(Excerpts from a dataset)

-- Opening Marker --

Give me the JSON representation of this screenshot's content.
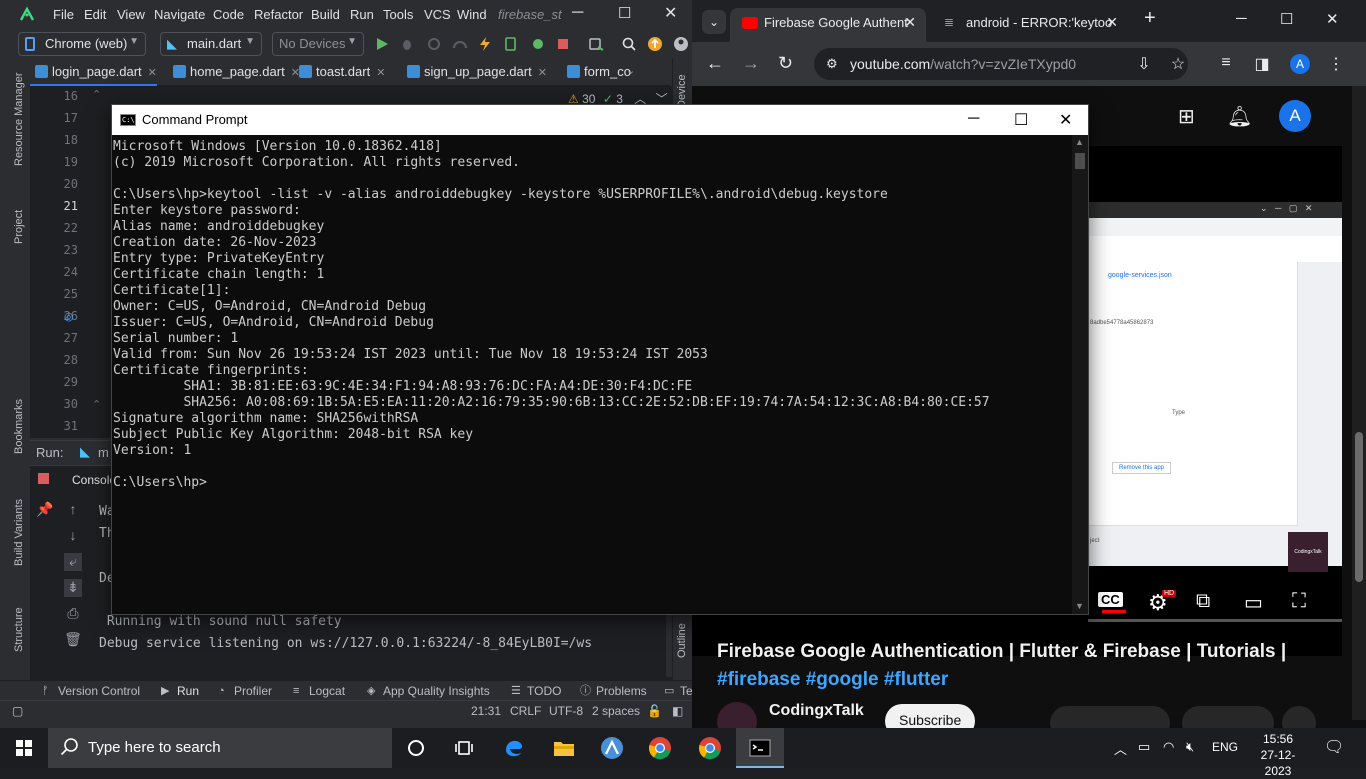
{
  "ide": {
    "menu": [
      "File",
      "Edit",
      "View",
      "Navigate",
      "Code",
      "Refactor",
      "Build",
      "Run",
      "Tools",
      "VCS",
      "Wind",
      "firebase_st"
    ],
    "device_combo": "Chrome (web)",
    "config_combo": "main.dart",
    "no_devices": "No Devices",
    "tabs": [
      "login_page.dart",
      "home_page.dart",
      "toast.dart",
      "sign_up_page.dart",
      "form_co"
    ],
    "inspection": {
      "warnings": "30",
      "weak": "3"
    },
    "line_numbers": [
      "16",
      "17",
      "18",
      "19",
      "20",
      "21",
      "22",
      "23",
      "24",
      "25",
      "26",
      "27",
      "28",
      "29",
      "30",
      "31"
    ],
    "left_strip": [
      "Resource Manager",
      "Project",
      "Bookmarks",
      "Build Variants",
      "Structure"
    ],
    "right_strip": [
      "Device",
      "Outline"
    ],
    "run_label": "Run:",
    "run_config": "m",
    "console_label": "Console",
    "console_fragments": [
      "Wa",
      "Th",
      "De"
    ],
    "console_lines": [
      " Running with sound null safety",
      "Debug service listening on ws://127.0.0.1:63224/-8_84EyLB0I=/ws"
    ],
    "bottom_tools": [
      "Version Control",
      "Run",
      "Profiler",
      "Logcat",
      "App Quality Insights",
      "TODO",
      "Problems",
      "Te"
    ],
    "status": {
      "position": "21:31",
      "line_sep": "CRLF",
      "encoding": "UTF-8",
      "indent": "2 spaces"
    }
  },
  "chrome": {
    "tabs": [
      {
        "title": "Firebase Google Authent",
        "active": true
      },
      {
        "title": "android - ERROR:'keytoo",
        "active": false
      }
    ],
    "url_host": "youtube.com",
    "url_path": "/watch?v=zvZIeTXypd0",
    "profile_initial": "A"
  },
  "youtube": {
    "avatar": "A",
    "title": "Firebase Google Authentication | Flutter & Firebase | Tutorials |",
    "hashtags": "#firebase #google #flutter",
    "channel": "CodingxTalk",
    "subscribe": "Subscribe",
    "hd_badge": "HD",
    "inner_screenshot": {
      "file": "google-services.json",
      "fragment": "8adbe54778a45862873",
      "type_label": "Type",
      "remove_btn": "Remove this app",
      "project_label": "ject",
      "watermark": "CodingxTalk"
    }
  },
  "cmd": {
    "title": "Command Prompt",
    "lines": [
      "Microsoft Windows [Version 10.0.18362.418]",
      "(c) 2019 Microsoft Corporation. All rights reserved.",
      "",
      "C:\\Users\\hp>keytool -list -v -alias androiddebugkey -keystore %USERPROFILE%\\.android\\debug.keystore",
      "Enter keystore password:",
      "Alias name: androiddebugkey",
      "Creation date: 26-Nov-2023",
      "Entry type: PrivateKeyEntry",
      "Certificate chain length: 1",
      "Certificate[1]:",
      "Owner: C=US, O=Android, CN=Android Debug",
      "Issuer: C=US, O=Android, CN=Android Debug",
      "Serial number: 1",
      "Valid from: Sun Nov 26 19:53:24 IST 2023 until: Tue Nov 18 19:53:24 IST 2053",
      "Certificate fingerprints:",
      "         SHA1: 3B:81:EE:63:9C:4E:34:F1:94:A8:93:76:DC:FA:A4:DE:30:F4:DC:FE",
      "         SHA256: A0:08:69:1B:5A:E5:EA:11:20:A2:16:79:35:90:6B:13:CC:2E:52:DB:EF:19:74:7A:54:12:3C:A8:B4:80:CE:57",
      "Signature algorithm name: SHA256withRSA",
      "Subject Public Key Algorithm: 2048-bit RSA key",
      "Version: 1",
      "",
      "C:\\Users\\hp>"
    ]
  },
  "taskbar": {
    "search_placeholder": "Type here to search",
    "language": "ENG",
    "time": "15:56",
    "date": "27-12-2023"
  },
  "colors": {
    "ide_bg": "#2b2d30",
    "editor_bg": "#1e1f22",
    "accent_blue": "#3574f0",
    "youtube_red": "#ff0000",
    "cmd_bg": "#0c0c0c",
    "cmd_fg": "#cccccc",
    "taskbar_bg": "#1b1d20"
  }
}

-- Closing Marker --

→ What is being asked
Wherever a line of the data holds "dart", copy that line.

→ Response box
    "config_combo": "main.dart",
      "login_page.dart",
      "home_page.dart",
      "toast.dart",
      "sign_up_page.dart",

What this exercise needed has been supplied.